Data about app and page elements
───

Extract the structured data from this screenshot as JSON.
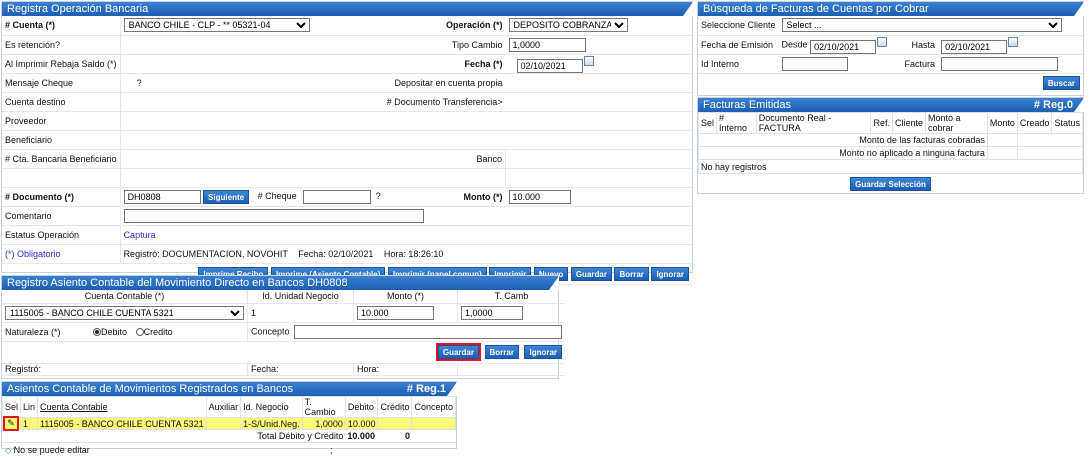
{
  "registra": {
    "title": "Registra Operación Bancaria",
    "cuenta_label": "# Cuenta (*)",
    "cuenta_value": "BANCO CHILE - CLP - ** 05321-04",
    "operacion_label": "Operación (*)",
    "operacion_value": "DEPOSITO COBRANZA",
    "retencion_label": "Es retención?",
    "tipo_cambio_label": "Tipo Cambio",
    "tipo_cambio_value": "1,0000",
    "rebaja_label": "Al Imprimir Rebaja Saldo (*)",
    "fecha_label": "Fecha (*)",
    "fecha_value": "02/10/2021",
    "mensaje_label": "Mensaje Cheque",
    "mensaje_value": "?",
    "depositar_label": "Depositar en cuenta propia",
    "cuenta_destino_label": "Cuenta destino",
    "doc_transf_label": "# Documento Transferencia>",
    "proveedor_label": "Proveedor",
    "beneficiario_label": "Beneficiario",
    "cta_benef_label": "# Cta. Bancaria Beneficiario",
    "banco_label": "Banco",
    "documento_label": "# Documento (*)",
    "documento_value": "DH0808",
    "siguiente_label": "Siguiente",
    "cheque_label": "# Cheque",
    "cheque_q": "?",
    "monto_label": "Monto (*)",
    "monto_value": "10.000",
    "comentario_label": "Comentario",
    "estatus_label": "Estatus Operación",
    "estatus_value": "Captura",
    "obligatorio": "(*) Obligatorio",
    "registro_info": "Registró: DOCUMENTACION, NOVOHIT",
    "fecha_info": "Fecha: 02/10/2021",
    "hora_info": "Hora: 18:26:10",
    "buttons": [
      "Imprime Recibo",
      "Imprime (Asiento Contable)",
      "Imprimir (papel comun)",
      "Imprimir",
      "Nuevo",
      "Guardar",
      "Borrar",
      "Ignorar"
    ]
  },
  "asiento": {
    "title": "Registro Asiento Contable del Movimiento Directo en Bancos DH0808",
    "col_cuenta": "Cuenta Contable (*)",
    "col_unidad": "Id. Unidad Negocio",
    "col_monto": "Monto (*)",
    "col_tcamb": "T. Camb",
    "cuenta_value": "1115005 - BANCO CHILE CUENTA 5321",
    "unidad_value": "1",
    "monto_value": "10.000",
    "tcamb_value": "1,0000",
    "naturaleza_label": "Naturaleza (*)",
    "debito_label": "Debito",
    "credito_label": "Credito",
    "concepto_label": "Concepto",
    "guardar_label": "Guardar",
    "borrar_label": "Borrar",
    "ignorar_label": "Ignorar",
    "registro_label": "Registró:",
    "fecha_label": "Fecha:",
    "hora_label": "Hora:"
  },
  "asientos_reg": {
    "title": "Asientos Contable de Movimientos Registrados en Bancos",
    "count": "# Reg.1",
    "headers": [
      "Sel",
      "Lin",
      "Cuenta Contable",
      "Auxiliar",
      "Id. Negocio",
      "T. Cambio",
      "Débito",
      "Crédito",
      "Concepto"
    ],
    "row": {
      "lin": "1",
      "cuenta": "1115005 - BANCO CHILE CUENTA 5321",
      "auxiliar": "",
      "negocio": "1-S/Unid.Neg.",
      "tcambio": "1,0000",
      "debito": "10.000",
      "credito": "",
      "concepto": ""
    },
    "total_label": "Total Débito y Crédito",
    "total_debito": "10.000",
    "total_credito": "0",
    "no_editar": "No se puede editar",
    "semicolon": ";"
  },
  "busqueda": {
    "title": "Búsqueda de Facturas de Cuentas por Cobrar",
    "cliente_label": "Seleccione Cliente",
    "cliente_placeholder": "Select ...",
    "fecha_emision_label": "Fecha de Emisión",
    "desde_label": "Desde",
    "desde_value": "02/10/2021",
    "hasta_label": "Hasta",
    "hasta_value": "02/10/2021",
    "id_interno_label": "Id Interno",
    "factura_label": "Factura",
    "buscar_label": "Buscar"
  },
  "facturas": {
    "title": "Facturas Emitidas",
    "count": "# Reg.0",
    "headers": [
      "Sel",
      "# Interno",
      "Documento Real - FACTURA",
      "Ref.",
      "Cliente",
      "Monto a cobrar",
      "Monto",
      "Creado",
      "Status"
    ],
    "monto_cobradas": "Monto de las facturas cobradas",
    "monto_no_aplicado": "Monto no aplicado a ninguna factura",
    "no_registros": "No hay registros",
    "guardar_sel_label": "Guardar Selección"
  },
  "colors": {
    "header": "#1c5fb4",
    "highlight": "#e0141e",
    "row_yellow": "#fbfb7a"
  }
}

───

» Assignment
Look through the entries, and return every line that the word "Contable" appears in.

» Result for this task
      "Imprime (Asiento Contable)",
    "title": "Registro Asiento Contable del Movimiento Directo en Bancos DH0808",
    "col_cuenta": "Cuenta Contable (*)",
    "title": "Asientos Contable de Movimientos Registrados en Bancos",
      "Cuenta Contable",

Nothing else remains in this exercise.